• Material solutions for reduced CO2 emissions;
• Cost-effective processing in large-scale series production.
At the VDI conference “Plastics in Automotive Engineering” in Mannheim, LANXESS will showcase tailor-made high-tech thermoplastics for sustainable mobility. These will focus in equal measure on gasoline-, diesel- and gas-driven cars as well as electrical and hybrid vehicles. “Whether it’s in drive system, lightweight design or electrical and electronic systems, our innovations are designed to improve the efficiency and performance of vehicles, enabling a reduction in CO2 emissions and thus making the vehicles more environmentally friendly. At the same time, our materials provide cost-effective component solutions that are suitable for large-scale series production,” explains Martin Wanders, head of global applications development in the High Performance Materials (HPM) business unit at LANXESS.
Series-tested lightweight design using thermoplastic composite sheets
In Mannheim, LANXESS will use the example of a battery console for vans to highlight the incredible potential that the Tepex brand of continuous-fiber-reinforced semi-finished thermoplastic composites offers for the lightweight design of highly load-resistant components. The console is created using the DLFT process (Direct Long Fiber Thermoplastic), with Tepex as reinforcing overlay. “Thanks to Tepex, the component passes a more stringent crash test both in freezing conditions and at high temperatures unlike a previous DLFT design using a different reinforcing material,” says Wanders.

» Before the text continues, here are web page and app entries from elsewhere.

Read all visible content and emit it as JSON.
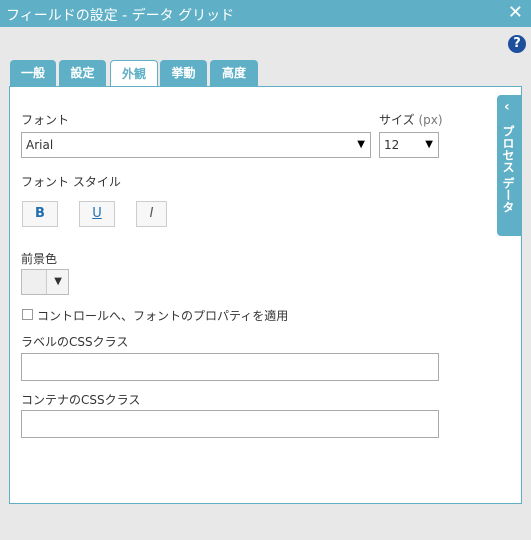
{
  "window": {
    "title": "フィールドの設定 - データ グリッド",
    "close_symbol": "✕",
    "help_symbol": "?"
  },
  "tabs": [
    {
      "label": "一般"
    },
    {
      "label": "設定"
    },
    {
      "label": "外観",
      "active": true
    },
    {
      "label": "挙動"
    },
    {
      "label": "高度"
    }
  ],
  "font": {
    "label": "フォント",
    "value": "Arial"
  },
  "size": {
    "label": "サイズ",
    "unit": "(px)",
    "value": "12"
  },
  "font_style": {
    "label": "フォント スタイル",
    "bold": "B",
    "underline": "U",
    "italic": "I"
  },
  "foreground": {
    "label": "前景色"
  },
  "apply_font": {
    "label": "コントロールへ、フォントのプロパティを適用",
    "checked": false
  },
  "label_css": {
    "label": "ラベルのCSSクラス",
    "value": ""
  },
  "container_css": {
    "label": "コンテナのCSSクラス",
    "value": ""
  },
  "side_panel": {
    "label": "プロセス データ",
    "chevron": "‹"
  },
  "dropdown_symbol": "▼",
  "colors": {
    "accent": "#5fb0c6",
    "help": "#1e4f9c",
    "button_text": "#1f6fb0"
  }
}
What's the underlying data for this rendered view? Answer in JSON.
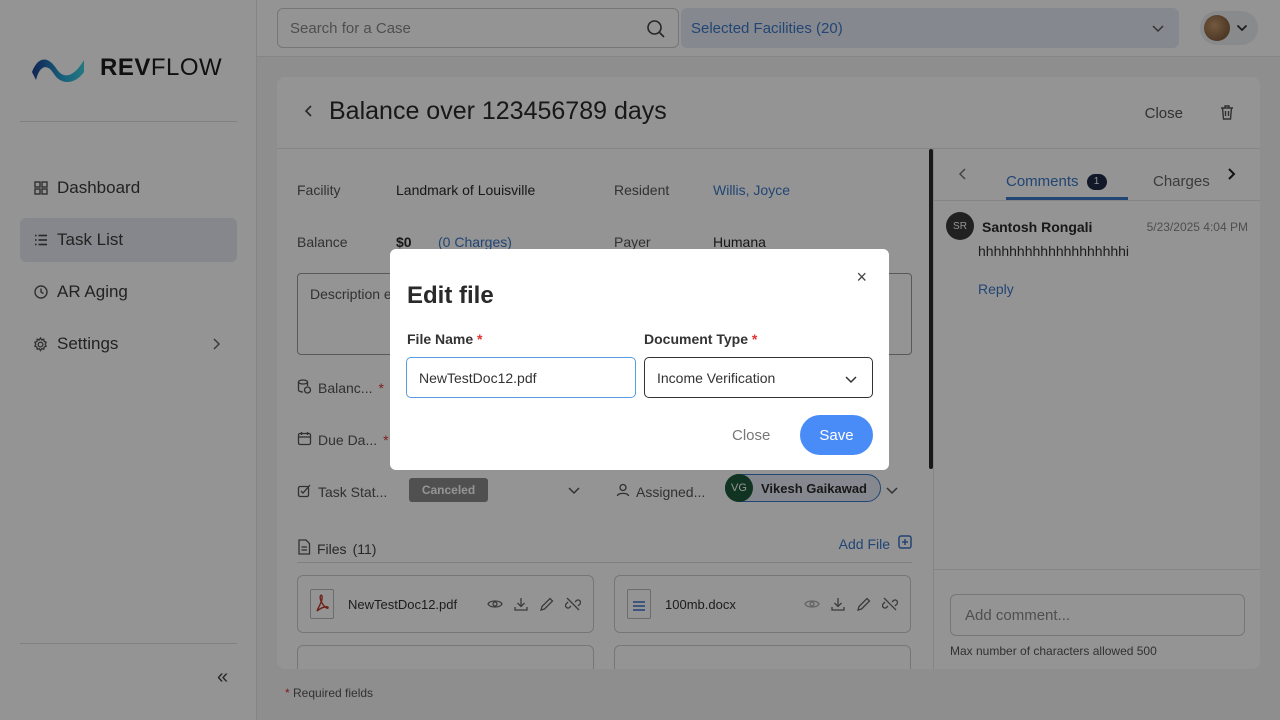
{
  "brand": {
    "name_bold": "REV",
    "name_light": "FLOW"
  },
  "sidebar": {
    "items": [
      {
        "label": "Dashboard",
        "icon": "grid-icon"
      },
      {
        "label": "Task List",
        "icon": "list-icon",
        "active": true
      },
      {
        "label": "AR Aging",
        "icon": "clock-icon"
      },
      {
        "label": "Settings",
        "icon": "gear-icon",
        "has_submenu": true
      }
    ],
    "collapse_label": "«"
  },
  "topbar": {
    "search_placeholder": "Search for a Case",
    "facilities_label": "Selected Facilities (20)"
  },
  "case": {
    "title": "Balance over 123456789 days",
    "close_label": "Close",
    "facility_label": "Facility",
    "facility_value": "Landmark of Louisville",
    "resident_label": "Resident",
    "resident_value": "Willis, Joyce",
    "balance_label": "Balance",
    "balance_value": "$0",
    "charges_link": "(0 Charges)",
    "payer_label": "Payer",
    "payer_value": "Humana",
    "description_placeholder": "Description e",
    "balance_field_label": "Balanc...",
    "due_date_label": "Due Da...",
    "task_status_label": "Task Stat...",
    "task_status_value": "Canceled",
    "assigned_label": "Assigned...",
    "assignee_initials": "VG",
    "assignee_name": "Vikesh Gaikawad",
    "files_label": "Files",
    "files_count": "(11)",
    "add_file_label": "Add File",
    "files": [
      {
        "name": "NewTestDoc12.pdf",
        "type": "pdf"
      },
      {
        "name": "100mb.docx",
        "type": "docx"
      }
    ],
    "required_note": "Required fields"
  },
  "comments_panel": {
    "tabs": [
      {
        "label": "Comments",
        "count": "1",
        "active": true
      },
      {
        "label": "Charges"
      }
    ],
    "comments": [
      {
        "initials": "SR",
        "author": "Santosh Rongali",
        "time": "5/23/2025 4:04 PM",
        "text": "hhhhhhhhhhhhhhhhhhhi",
        "reply_label": "Reply"
      }
    ],
    "input_placeholder": "Add comment...",
    "max_note": "Max number of characters allowed 500"
  },
  "modal": {
    "title": "Edit file",
    "close_icon": "×",
    "file_name_label": "File Name",
    "file_name_value": "NewTestDoc12.pdf",
    "document_type_label": "Document Type",
    "document_type_value": "Income Verification",
    "close_label": "Close",
    "save_label": "Save",
    "required_star": "*"
  },
  "colors": {
    "accent": "#4a8cf7",
    "link": "#3b78c9",
    "required": "#dd3333",
    "badge_canceled": "#8a8a8a"
  }
}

A sports car seat shell manufactured using Tepex will also be used to demonstrate the benefits of hybrid molding. In this process, semi-finished composites are both formed and overmolded in an automated one shot process in the injection mold. “The highly integrated component is considerably more lightweight than a metal component solution while giving the same performance. It also provides a lower, more sporty seat position for the driver,” explains Wanders.

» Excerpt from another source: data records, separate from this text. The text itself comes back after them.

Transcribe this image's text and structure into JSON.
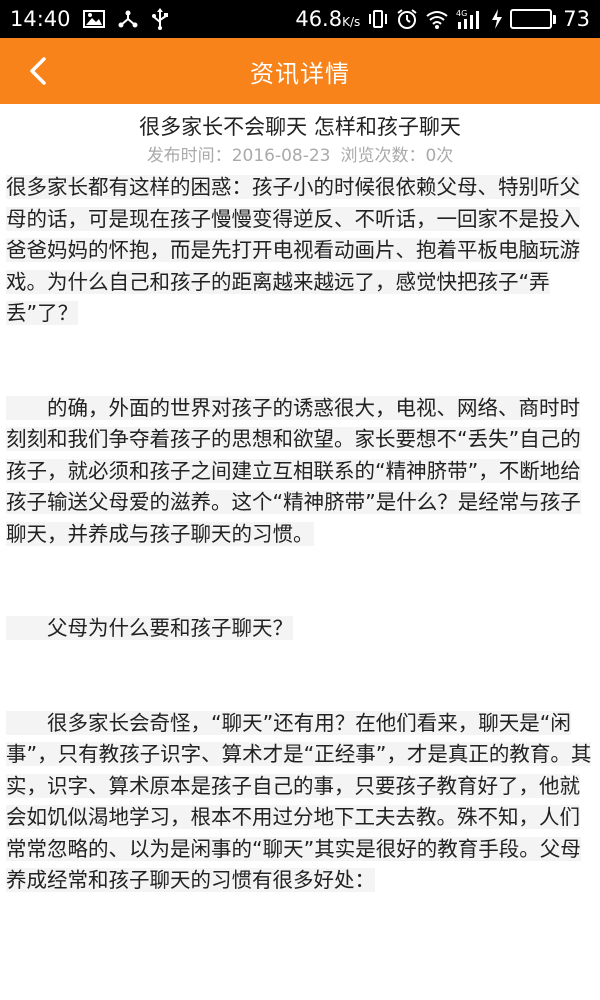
{
  "status_bar": {
    "time": "14:40",
    "speed": "46.8",
    "speed_unit": "K/s",
    "network_label": "4G",
    "battery_level": "73",
    "battery_fraction": 0.73,
    "icons": [
      "image-icon",
      "share-icon",
      "usb-icon",
      "vibrate-icon",
      "alarm-icon",
      "wifi-icon",
      "signal-icon",
      "charging-icon",
      "battery-icon"
    ]
  },
  "app_bar": {
    "title": "资讯详情",
    "back_icon": "chevron-left-icon",
    "color": "#f7831a"
  },
  "article": {
    "title": "很多家长不会聊天 怎样和孩子聊天",
    "publish_label": "发布时间：",
    "publish_date": "2016-08-23",
    "views_label": "浏览次数：",
    "views_count": "0次",
    "paragraphs": [
      "很多家长都有这样的困惑：孩子小的时候很依赖父母、特别听父母的话，可是现在孩子慢慢变得逆反、不听话，一回家不是投入爸爸妈妈的怀抱，而是先打开电视看动画片、抱着平板电脑玩游戏。为什么自己和孩子的距离越来越远了，感觉快把孩子“弄丢”了？",
      "　　的确，外面的世界对孩子的诱惑很大，电视、网络、商时时刻刻和我们争夺着孩子的思想和欲望。家长要想不“丢失”自己的孩子，就必须和孩子之间建立互相联系的“精神脐带”，不断地给孩子输送父母爱的滋养。这个“精神脐带”是什么？是经常与孩子聊天，并养成与孩子聊天的习惯。",
      "　　父母为什么要和孩子聊天？",
      "　　很多家长会奇怪，“聊天”还有用？在他们看来，聊天是“闲事”，只有教孩子识字、算术才是“正经事”，才是真正的教育。其实，识字、算术原本是孩子自己的事，只要孩子教育好了，他就会如饥似渴地学习，根本不用过分地下工夫去教。殊不知，人们常常忽略的、以为是闲事的“聊天”其实是很好的教育手段。父母养成经常和孩子聊天的习惯有很多好处："
    ]
  }
}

New hydrolysis-stabilized PBT grades for vehicle electronics
Another key area for LANXESS is hydrolysis-stabilized PBT compounds for automotive electrical and electronic systems and new, thermally conductive polyamides. One material innovation, for example, is the hydrolysis-stable and extremely flame-retardant grade Pocan BF 4232 HR. “The compound achieves outstanding results in all the colors tested in the UL 94 flame retardance test of the U.S. testing organization Underwriter Laboratories, making it ideal for components in electric drive systems, for instance,” explains Wanders.
First applications for thermally conductive polyamides
LANXESS will be using the example of a motor flange for a car internal ventilation drive to show the benefits of the thermally conductive Durethan BTC 75 H3.0 EF polyamide 6. “This material conducts heat approximately five times better than a standard polyamide 6 with 30 percent glass fiber reinforcement and is an alternative to polyamide 6 compounds with aluminum oxide or boron nitride as heat-conducting filler,” explains Wanders.
New to the range polyamide 66 with 60 percent glass fibers
LANXESS will also present a highly reinforced polyamide 66 with 60 percent glass fibers. Wanders: “Durethan AKV 60 XF exhibits exceptionally high stiffness and strength, brings an outstanding high long-term service temperature and is still easy flowing, despite the filler content. It exhibits great potential for replacing metal, particularly for structural components that are subject to high dynamic stress.”
LANXESS (lanxess.com) is a leading specialty chemicals company with sales of EUR 8.0 billion in 2014 and about 16,300 employees in 29 countries. The company is currently represented at 52 production sites worldwide. The core business of LANXESS is the development, manufacturing and marketing of plastics, rubber, intermediates and specialty chemicals. LANXESS is a member of the leading sustainability indices Dow Jones Sustainability Index (DJSI World) and FTSE4Good.